▸ Exercise objective: Every line with the string "Text" should be copied from the data.

[Start of Attachment]

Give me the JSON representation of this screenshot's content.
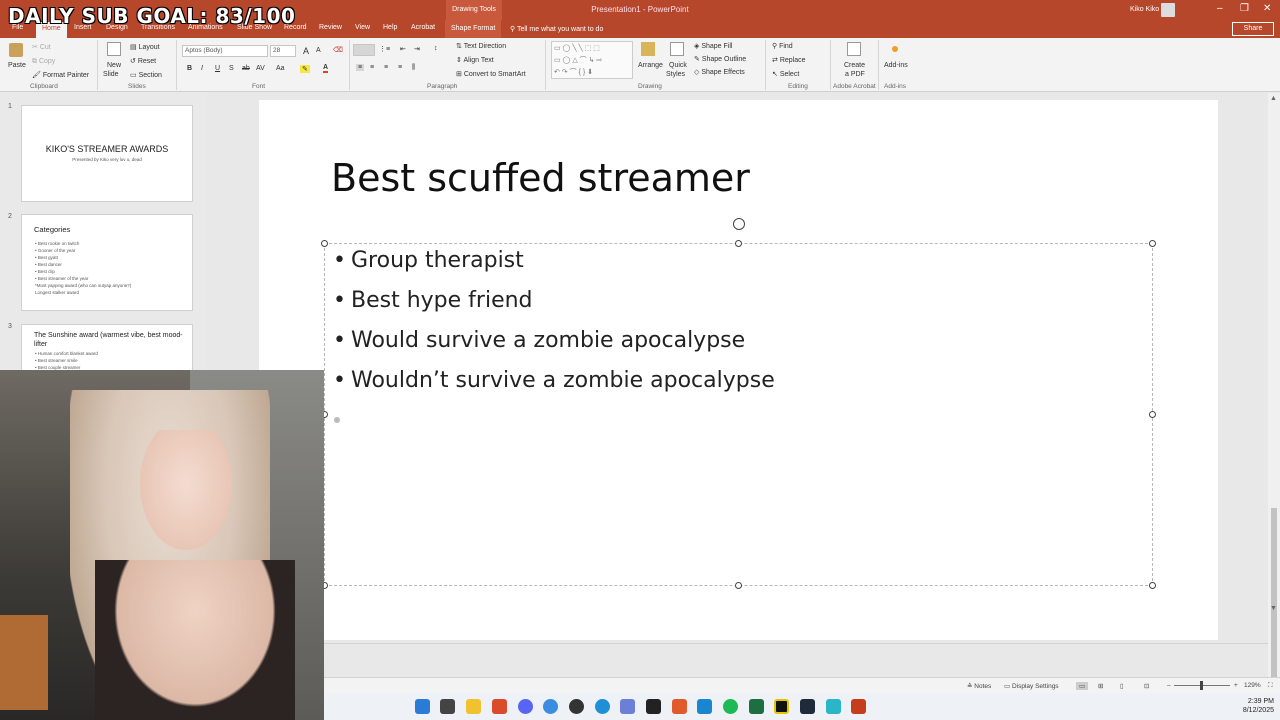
{
  "overlay": {
    "sub_goal": "DAILY SUB GOAL: 83/100"
  },
  "titlebar": {
    "drawing_tools": "Drawing Tools",
    "doc_title": "Presentation1  -  PowerPoint",
    "user_name": "Kiko Kiko"
  },
  "tabs": {
    "items": [
      "File",
      "Home",
      "Insert",
      "Design",
      "Transitions",
      "Animations",
      "Slide Show",
      "Record",
      "Review",
      "View",
      "Help",
      "Acrobat",
      "Shape Format"
    ],
    "active": "Home",
    "tell_me": "Tell me what you want to do",
    "share": "Share"
  },
  "ribbon": {
    "clipboard": {
      "paste": "Paste",
      "cut": "Cut",
      "copy": "Copy",
      "format_painter": "Format Painter",
      "group": "Clipboard"
    },
    "slides": {
      "new_slide": "New",
      "new_slide2": "Slide",
      "layout": "Layout",
      "reset": "Reset",
      "section": "Section",
      "group": "Slides"
    },
    "font": {
      "font_name": "Aptos (Body)",
      "font_size": "28",
      "group": "Font"
    },
    "paragraph": {
      "text_direction": "Text Direction",
      "align_text": "Align Text",
      "convert_smartart": "Convert to SmartArt",
      "group": "Paragraph"
    },
    "drawing": {
      "arrange": "Arrange",
      "quick_styles": "Quick",
      "quick_styles2": "Styles",
      "shape_fill": "Shape Fill",
      "shape_outline": "Shape Outline",
      "shape_effects": "Shape Effects",
      "group": "Drawing"
    },
    "editing": {
      "find": "Find",
      "replace": "Replace",
      "select": "Select",
      "group": "Editing"
    },
    "acrobat": {
      "create_pdf": "Create",
      "create_pdf2": "a PDF",
      "group": "Adobe Acrobat"
    },
    "addins": {
      "addins": "Add-ins",
      "group": "Add-ins"
    }
  },
  "slides_panel": {
    "slide1": {
      "num": "1",
      "title": "KIKO'S STREAMER AWARDS",
      "subtitle": "Presented by Kiko very luv u, dead"
    },
    "slide2": {
      "num": "2",
      "title": "Categories",
      "lines": [
        "• Best rookie on twitch",
        "• Gooner of the year",
        "• Best gyatt",
        "• Best dancer",
        "• Best clip",
        "• Best streamer of the year",
        "*Most yapping award (who can outyap anyone?)",
        "Longest stalker award"
      ]
    },
    "slide3": {
      "num": "3",
      "title": "The Sunshine award (warmest vibe, best mood-lifter",
      "lines": [
        "• Human comfort blanket award",
        "• Best streamer smile",
        "• Best couple streamer"
      ]
    }
  },
  "slide": {
    "title": "Best scuffed streamer",
    "bullets": [
      "Group therapist",
      "Best hype friend",
      "Would survive a zombie apocalypse",
      "Wouldn’t survive a zombie apocalypse"
    ]
  },
  "statusbar": {
    "notes": "Notes",
    "display_settings": "Display Settings",
    "zoom": "129%"
  },
  "taskbar": {
    "time": "2:39 PM",
    "date": "8/12/2025"
  }
}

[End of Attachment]

▸ The answer:
      "text_direction": "Text Direction",
      "align_text": "Align Text",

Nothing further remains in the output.